- Risks in starting a small business include poor planning, lack of market demand, regulatory compliance, and employee liability.
- A solid business plan and thorough market research can counteract poor planning and lack of market demand.
- Hiring professionals can handle compliance with regulations and laws and manage employee liability.
- Risk reduction strategies include outsourcing risk management, automating business processes, and diversifying the business model.
Starting a small business is one of an entrepreneur’s most exciting and rewarding experiences. You’ll learn so much about yourself and the business world as you work to turn a passion into a profitable enterprise. However, along with all the good stuff comes a range of risks you must be aware of before diving in headfirst. Here’s a look into small businesses today, the most common risks in starting a small business, and ways to reduce these risks.
Small Businesses Today
It’s estimated that there are 33 million small businesses in the United States alone, accounting for 99.9% of all U.S. companies and employing 57 million people.

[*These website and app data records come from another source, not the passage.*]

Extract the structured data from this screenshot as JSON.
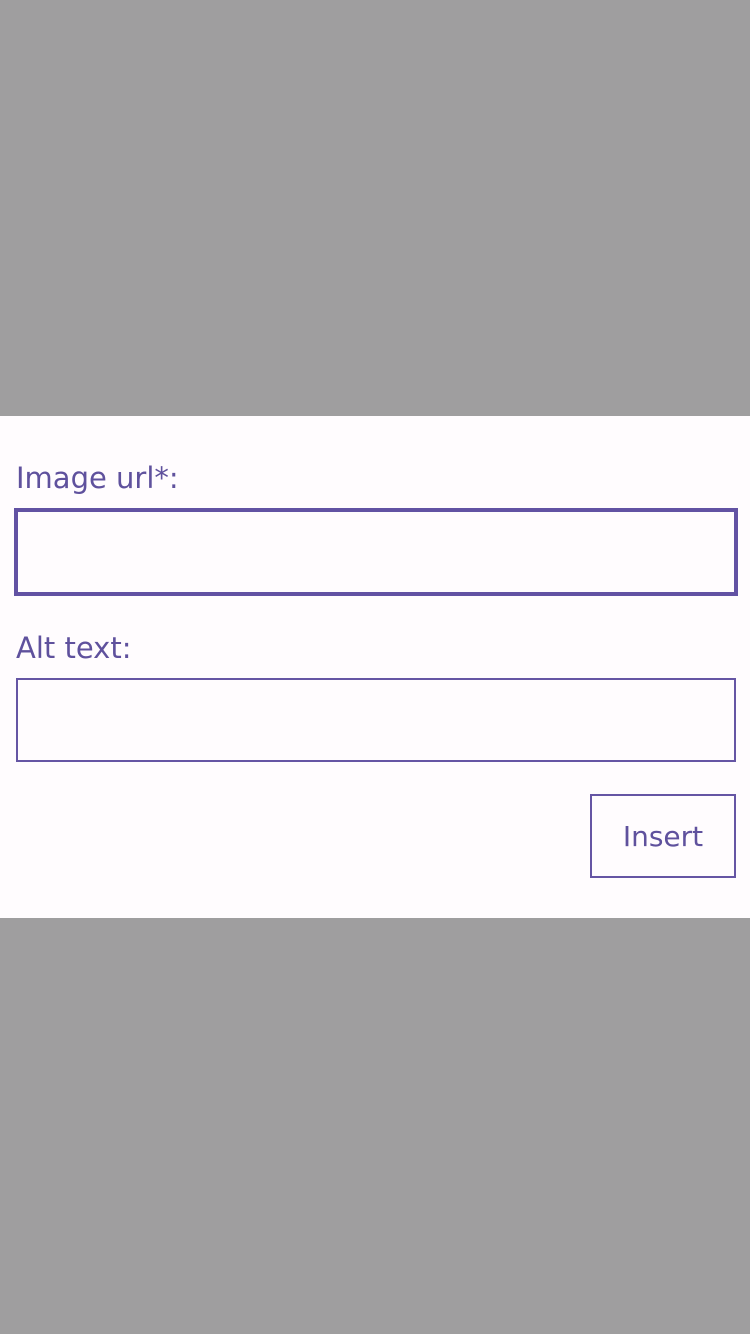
{
  "dialog": {
    "image_url": {
      "label": "Image url*:",
      "value": "",
      "placeholder": ""
    },
    "alt_text": {
      "label": "Alt text:",
      "value": "",
      "placeholder": ""
    },
    "insert_label": "Insert"
  },
  "colors": {
    "backdrop": "#9f9e9f",
    "dialog_background": "#fffcfe",
    "accent": "#6555a4",
    "label_text": "#5f519d"
  }
}
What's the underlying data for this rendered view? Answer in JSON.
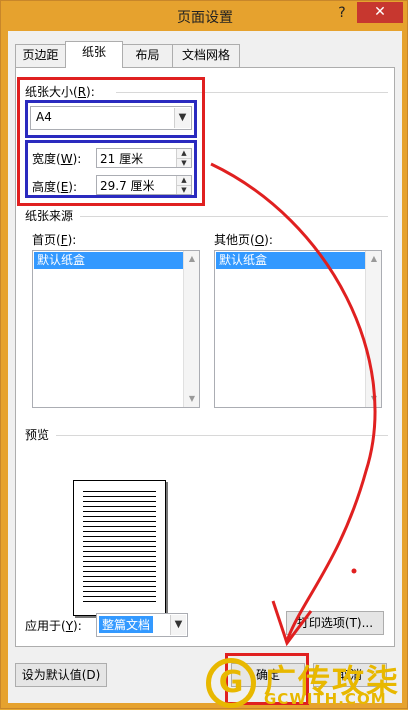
{
  "window": {
    "title": "页面设置",
    "help": "?",
    "close": "✕"
  },
  "tabs": [
    {
      "label": "页边距",
      "active": false
    },
    {
      "label": "纸张",
      "active": true
    },
    {
      "label": "布局",
      "active": false
    },
    {
      "label": "文档网格",
      "active": false
    }
  ],
  "paper_size": {
    "group_label": "纸张大小(",
    "group_key": "R",
    "group_tail": "):",
    "value": "A4"
  },
  "width": {
    "label": "宽度(",
    "key": "W",
    "tail": "):",
    "value": "21 厘米"
  },
  "height": {
    "label": "高度(",
    "key": "E",
    "tail": "):",
    "value": "29.7 厘米"
  },
  "paper_source": {
    "group_label": "纸张来源",
    "first_page": {
      "label": "首页(",
      "key": "F",
      "tail": "):",
      "selected": "默认纸盒"
    },
    "other_pages": {
      "label": "其他页(",
      "key": "O",
      "tail": "):",
      "selected": "默认纸盒"
    }
  },
  "preview": {
    "label": "预览"
  },
  "apply_to": {
    "label": "应用于(",
    "key": "Y",
    "tail": "):",
    "value": "整篇文档"
  },
  "buttons": {
    "print_options": "打印选项(T)...",
    "set_default": "设为默认值(D)",
    "ok": "确定",
    "cancel": "取消"
  },
  "watermark": {
    "cn": "广传攻柒",
    "en": "GCWITH.COM",
    "logo": "G"
  },
  "icons": {
    "dropdown": "chevron-down-icon",
    "spin_up": "spin-up-icon",
    "spin_down": "spin-down-icon"
  },
  "colors": {
    "annotation_red": "#e02020",
    "annotation_blue": "#2a2abf",
    "selection": "#3399ff",
    "titlebar": "#e6a22e"
  }
}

Small businesses make up a significant portion of the US economy, providing valuable goods and services to communities nationwide.

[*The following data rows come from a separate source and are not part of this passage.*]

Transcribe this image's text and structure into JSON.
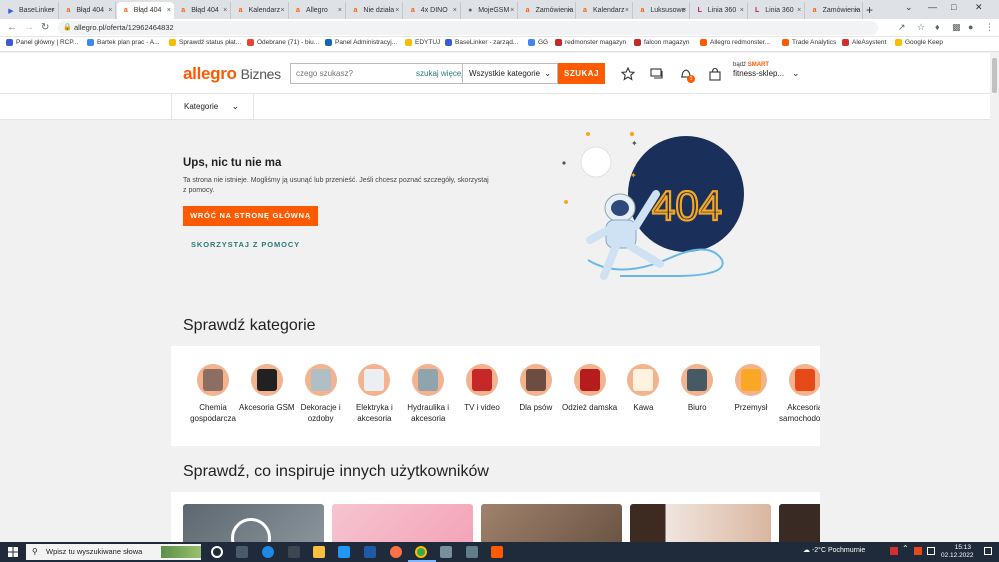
{
  "browser": {
    "tabs": [
      {
        "title": "BaseLinker",
        "favicon": "baselinker-icon",
        "color": "#3b5bdb",
        "glyph": "▶"
      },
      {
        "title": "Błąd 404",
        "favicon": "allegro-icon",
        "color": "#ff5a00",
        "glyph": "a"
      },
      {
        "title": "Błąd 404",
        "favicon": "allegro-icon",
        "color": "#ff5a00",
        "glyph": "a",
        "active": true
      },
      {
        "title": "Błąd 404",
        "favicon": "allegro-icon",
        "color": "#ff5a00",
        "glyph": "a"
      },
      {
        "title": "Kalendarz",
        "favicon": "allegro-icon",
        "color": "#ff5a00",
        "glyph": "a"
      },
      {
        "title": "Allegro",
        "favicon": "allegro-icon",
        "color": "#ff5a00",
        "glyph": "a"
      },
      {
        "title": "Nie działa",
        "favicon": "allegro-icon",
        "color": "#ff5a00",
        "glyph": "a"
      },
      {
        "title": "4x DINO",
        "favicon": "allegro-icon",
        "color": "#ff5a00",
        "glyph": "a"
      },
      {
        "title": "MojeGSM",
        "favicon": "globe-icon",
        "color": "#5f6368",
        "glyph": "●"
      },
      {
        "title": "Zamówienia",
        "favicon": "allegro-icon",
        "color": "#ff5a00",
        "glyph": "a"
      },
      {
        "title": "Kalendarz",
        "favicon": "allegro-icon",
        "color": "#ff5a00",
        "glyph": "a"
      },
      {
        "title": "Luksusowe",
        "favicon": "allegro-icon",
        "color": "#ff5a00",
        "glyph": "a"
      },
      {
        "title": "Linia 360",
        "favicon": "linia-icon",
        "color": "#c2185b",
        "glyph": "L"
      },
      {
        "title": "Linia 360",
        "favicon": "linia-icon",
        "color": "#c2185b",
        "glyph": "L"
      },
      {
        "title": "Zamówienia",
        "favicon": "allegro-icon",
        "color": "#ff5a00",
        "glyph": "a"
      }
    ],
    "url": "allegro.pl/oferta/12962464832",
    "bookmarks": [
      {
        "label": "Panel główny | RCP...",
        "color": "#3b5bdb"
      },
      {
        "label": "Bartek plan prac - A...",
        "color": "#4285f4"
      },
      {
        "label": "Sprawdź status płat...",
        "color": "#fbbc05"
      },
      {
        "label": "Odebrane (71) - biu...",
        "color": "#ea4335"
      },
      {
        "label": "Panel Administracyj...",
        "color": "#1565c0"
      },
      {
        "label": "EDYTUJ",
        "color": "#fbbc05"
      },
      {
        "label": "BaseLinker - zarząd...",
        "color": "#3b5bdb"
      },
      {
        "label": "GG",
        "color": "#4285f4"
      },
      {
        "label": "redmonster magazyn",
        "color": "#c62828"
      },
      {
        "label": "falcon magazyn",
        "color": "#c62828"
      },
      {
        "label": "Allegro redmonster...",
        "color": "#ff5a00"
      },
      {
        "label": "Trade Analytics",
        "color": "#ff5a00"
      },
      {
        "label": "AleAsystent",
        "color": "#d32f2f"
      },
      {
        "label": "Google Keep",
        "color": "#fbbc05"
      }
    ]
  },
  "header": {
    "logo": "allegro",
    "logo_suffix": "Biznes",
    "search_placeholder": "czego szukasz?",
    "search_deep": "szukaj więcej",
    "category_select": "Wszystkie kategorie",
    "search_button": "SZUKAJ",
    "smart_prefix": "bądź",
    "smart_label": "SMART",
    "account_name": "fitness-sklep...",
    "notification_count": "1"
  },
  "catnav": {
    "label": "Kategorie"
  },
  "error": {
    "title": "Ups, nic tu nie ma",
    "text": "Ta strona nie istnieje. Mogliśmy ją usunąć lub przenieść. Jeśli chcesz poznać szczegóły, skorzystaj z pomocy.",
    "home_button": "WRÓĆ NA STRONĘ GŁÓWNĄ",
    "help_link": "SKORZYSTAJ Z POMOCY",
    "illustration_text": "404"
  },
  "categories": {
    "title": "Sprawdź kategorie",
    "items": [
      {
        "label": "Chemia gospodarcza",
        "color": "#8d6e63"
      },
      {
        "label": "Akcesoria GSM",
        "color": "#212121"
      },
      {
        "label": "Dekoracje i ozdoby",
        "color": "#b0bec5"
      },
      {
        "label": "Elektryka i akcesoria",
        "color": "#eceff1"
      },
      {
        "label": "Hydraulika i akcesoria",
        "color": "#90a4ae"
      },
      {
        "label": "TV i video",
        "color": "#c62828"
      },
      {
        "label": "Dla psów",
        "color": "#6d4c41"
      },
      {
        "label": "Odzież damska",
        "color": "#b71c1c"
      },
      {
        "label": "Kawa",
        "color": "#fff3e0"
      },
      {
        "label": "Biuro",
        "color": "#455a64"
      },
      {
        "label": "Przemysł",
        "color": "#f9a825"
      },
      {
        "label": "Akcesoria samochodowe",
        "color": "#e64a19"
      }
    ]
  },
  "inspiration": {
    "title": "Sprawdź, co inspiruje innych użytkowników"
  },
  "taskbar": {
    "search_placeholder": "Wpisz tu wyszukiwane słowa",
    "weather": "-2°C  Pochmurnie",
    "time": "15:13",
    "date": "02.12.2022"
  }
}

In 2020, many small businesses faced unprecedented challenges due to the coronavirus pandemic. The economic downturn, combined with the need to switch to remote work quickly and increased competition in the online world, has made it difficult for small businesses to survive. As a result, many are now looking for ways to reduce risk and operate more efficiently.

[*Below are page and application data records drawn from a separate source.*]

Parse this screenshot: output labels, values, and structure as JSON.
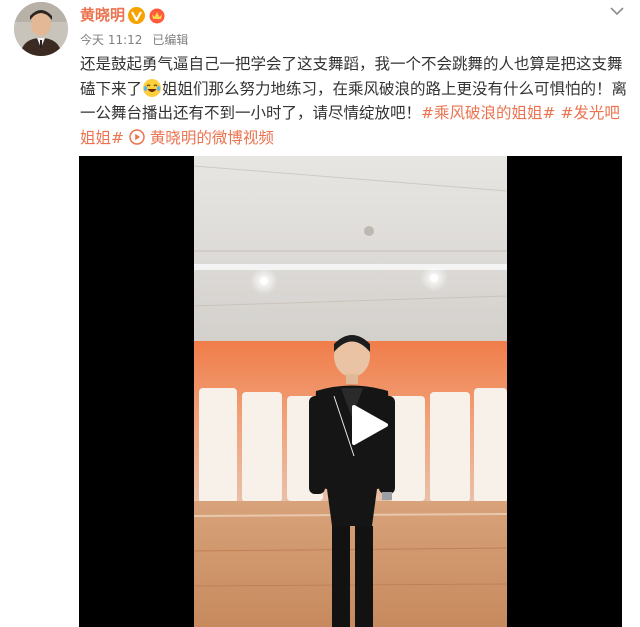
{
  "user": {
    "name": "黄晓明",
    "verified_badge": "V",
    "badges": [
      "verified-v-icon",
      "vip-crown-icon"
    ],
    "accent_color": "#eb7350"
  },
  "post_meta": {
    "time": "今天 11:12",
    "edited": "已编辑"
  },
  "post": {
    "text_part1": "还是鼓起勇气逼自己一把学会了这支舞蹈，我一个不会跳舞的人也算是把这支舞磕下来了",
    "emoji": "laughing-tears-emoji",
    "text_part2": "姐姐们那么努力地练习，在乘风破浪的路上更没有什么可惧怕的！离一公舞台播出还有不到一小时了，请尽情绽放吧！",
    "hashtag1": "#乘风破浪的姐姐#",
    "hashtag2": "#发光吧姐姐#",
    "video_link_icon": "video-play-icon",
    "video_link_label": "黄晓明的微博视频"
  },
  "video": {
    "control": "play-icon",
    "background": "#000000"
  }
}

Common Risks in Starting a Small Business
Entrepreneurs must be aware of several common risks when starting a small business. Here are some of them:
Poor Planning and Financial Management
One of the most significant risks you’ll face when starting a small business is not planning everything out correctly or not having a solid handle on your finances. This is particularly true for those self-funding their venture, as you’ll need to manage your cash flow carefully. Start by creating a business plan and budget, considering all your expenses and potential income sources.
Lack of Market Demand
Another significant risk when starting a small business is the lack of market demand for your product or service. Before you start your venture, do plenty of research to see if there is a need for what you’re offering. Determine who your ideal customer is and if they are willing and able to spend money on your product or service.
Legal and Regulatory Compliance
Small business owners have a range of regulations and laws they need to comply with, which can be incredibly challenging if you’re not familiar with legal jargon or procedures. Hire an attorney to help you ensure you’re following all the legal requirements for your business. This can include registering your business with the state and obtaining proper licenses and permits.
If you plan to hire employees for your small business, you need to be aware of the potential liability and legal issues that come along with it. This includes legal requirements for paying employees minimum wage, providing workers’ compensation insurance, and following proper termination procedures. Investing in an HR consultant or HR software can make this aspect of running your business much smoother.
Ways to Reduce Risk
There are various ways to reduce risk in starting a business. Here are three strategies to reduce those risks.
Outsourcing Risk Management
The first and most effective strategy is outsourcing risk management to professionals who know what they are doing. There are plenty of benefits of outsourcing risk management to professionals. It’s a great way to save on overhead costs. You can also get a more knowledgeable perspective on the risks associated with your business and how to mitigate them proactively.
Automating Business Processes
Automating business processes is another way to reduce risk in starting a small business. This includes using technology solutions such as accounting software, customer relationship management (CRM) software, and automated invoicing systems. Automating processes can help you save time, money, and energy that would be spent manually managing tasks.
Diversifying Your Business Model
Lastly, diversifying your business model can also reduce risk. This may include expanding into new markets or products or providing services to existing clients. Diversifying your business model can help you reduce the risks of relying too heavily on a single income stream.
Starting a small business is an enriching experience, but it will come with some risks that entrepreneurs must be aware of. By understanding the most common risks, having a solid plan in place, and reducing risk through outsourcing and automation, you can set yourself up for success in the long run.